(Entries taken from a collection)
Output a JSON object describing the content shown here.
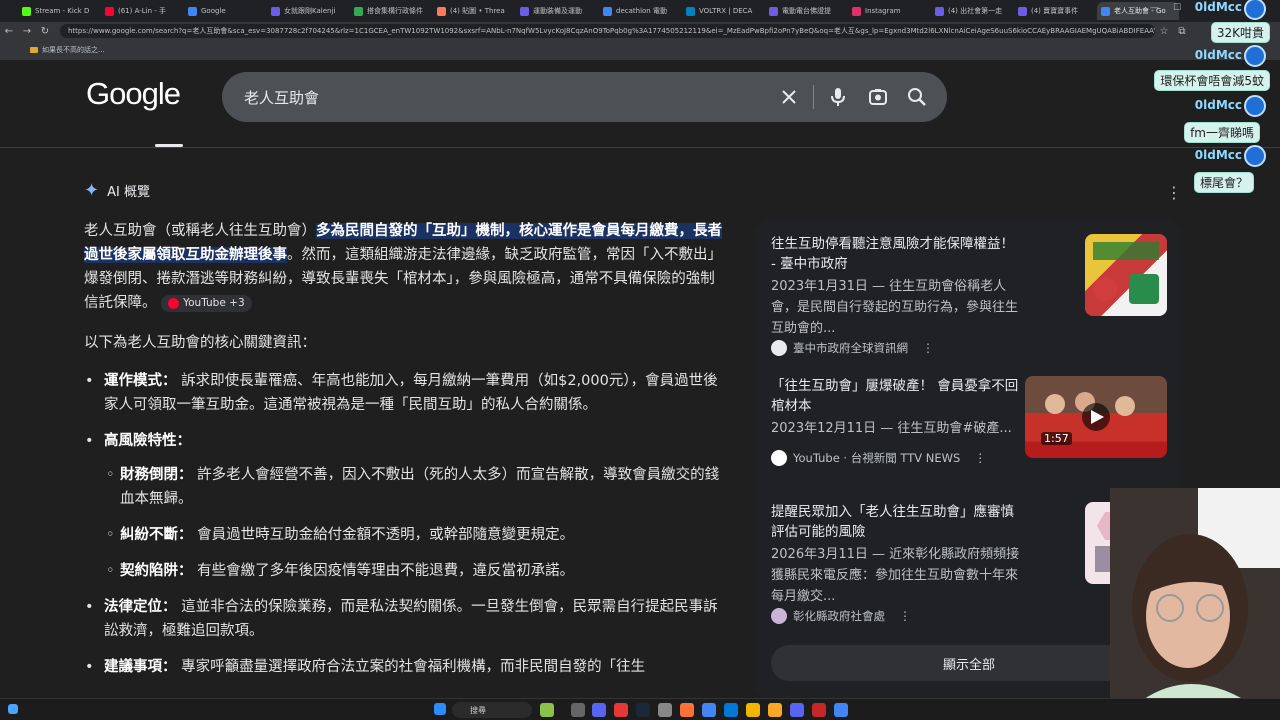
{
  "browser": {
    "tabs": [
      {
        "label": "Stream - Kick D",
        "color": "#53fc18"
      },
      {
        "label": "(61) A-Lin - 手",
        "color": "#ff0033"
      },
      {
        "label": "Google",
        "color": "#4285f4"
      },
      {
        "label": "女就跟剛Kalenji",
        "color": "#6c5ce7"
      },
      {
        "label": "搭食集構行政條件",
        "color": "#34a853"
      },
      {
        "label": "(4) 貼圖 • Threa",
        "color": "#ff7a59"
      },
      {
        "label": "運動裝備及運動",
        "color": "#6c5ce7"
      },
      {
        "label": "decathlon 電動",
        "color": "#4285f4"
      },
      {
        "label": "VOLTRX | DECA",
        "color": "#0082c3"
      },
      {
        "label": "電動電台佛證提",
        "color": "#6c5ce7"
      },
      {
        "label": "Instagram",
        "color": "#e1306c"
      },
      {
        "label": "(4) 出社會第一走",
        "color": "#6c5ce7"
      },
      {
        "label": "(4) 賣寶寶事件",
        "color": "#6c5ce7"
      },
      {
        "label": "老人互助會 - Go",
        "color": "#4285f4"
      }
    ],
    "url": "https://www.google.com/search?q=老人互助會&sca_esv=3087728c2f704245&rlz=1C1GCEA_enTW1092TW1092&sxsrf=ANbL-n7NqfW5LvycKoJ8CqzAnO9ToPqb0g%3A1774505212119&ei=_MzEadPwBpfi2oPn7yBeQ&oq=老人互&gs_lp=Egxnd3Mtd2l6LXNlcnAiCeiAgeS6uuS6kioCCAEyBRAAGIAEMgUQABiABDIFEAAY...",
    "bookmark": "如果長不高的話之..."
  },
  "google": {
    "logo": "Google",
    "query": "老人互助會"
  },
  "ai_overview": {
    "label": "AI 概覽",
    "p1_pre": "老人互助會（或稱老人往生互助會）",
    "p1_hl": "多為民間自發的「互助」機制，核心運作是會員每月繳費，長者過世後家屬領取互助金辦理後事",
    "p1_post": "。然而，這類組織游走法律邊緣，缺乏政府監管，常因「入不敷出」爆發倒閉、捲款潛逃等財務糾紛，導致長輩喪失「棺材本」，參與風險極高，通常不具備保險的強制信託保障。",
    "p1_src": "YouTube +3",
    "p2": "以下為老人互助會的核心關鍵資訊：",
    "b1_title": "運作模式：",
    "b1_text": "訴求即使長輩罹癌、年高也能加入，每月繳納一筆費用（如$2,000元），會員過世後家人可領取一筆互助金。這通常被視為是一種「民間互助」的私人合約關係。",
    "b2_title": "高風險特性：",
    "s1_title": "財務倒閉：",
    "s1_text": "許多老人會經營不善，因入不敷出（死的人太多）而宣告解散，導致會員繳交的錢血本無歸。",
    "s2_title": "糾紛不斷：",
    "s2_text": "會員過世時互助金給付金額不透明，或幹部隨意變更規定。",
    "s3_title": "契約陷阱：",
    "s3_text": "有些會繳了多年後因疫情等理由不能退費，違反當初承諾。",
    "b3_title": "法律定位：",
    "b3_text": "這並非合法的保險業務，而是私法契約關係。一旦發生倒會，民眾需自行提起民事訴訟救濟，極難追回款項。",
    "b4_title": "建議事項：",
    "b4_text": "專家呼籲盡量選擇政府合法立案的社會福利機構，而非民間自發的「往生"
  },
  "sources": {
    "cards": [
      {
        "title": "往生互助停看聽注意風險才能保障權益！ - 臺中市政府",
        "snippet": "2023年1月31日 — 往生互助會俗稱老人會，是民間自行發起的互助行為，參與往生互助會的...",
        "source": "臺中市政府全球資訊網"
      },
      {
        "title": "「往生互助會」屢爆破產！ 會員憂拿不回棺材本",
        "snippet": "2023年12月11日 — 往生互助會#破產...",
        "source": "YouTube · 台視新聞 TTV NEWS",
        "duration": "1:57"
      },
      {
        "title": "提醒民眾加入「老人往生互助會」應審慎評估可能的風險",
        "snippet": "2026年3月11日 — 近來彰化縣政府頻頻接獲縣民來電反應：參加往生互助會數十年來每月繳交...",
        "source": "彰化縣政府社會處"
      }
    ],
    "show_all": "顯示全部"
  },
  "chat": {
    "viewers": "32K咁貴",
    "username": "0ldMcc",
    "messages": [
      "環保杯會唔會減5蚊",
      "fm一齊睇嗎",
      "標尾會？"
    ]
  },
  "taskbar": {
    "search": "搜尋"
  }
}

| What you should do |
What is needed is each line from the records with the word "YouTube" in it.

| Answer box |
    "p1_src": "YouTube +3",
        "source": "YouTube · 台視新聞 TTV NEWS",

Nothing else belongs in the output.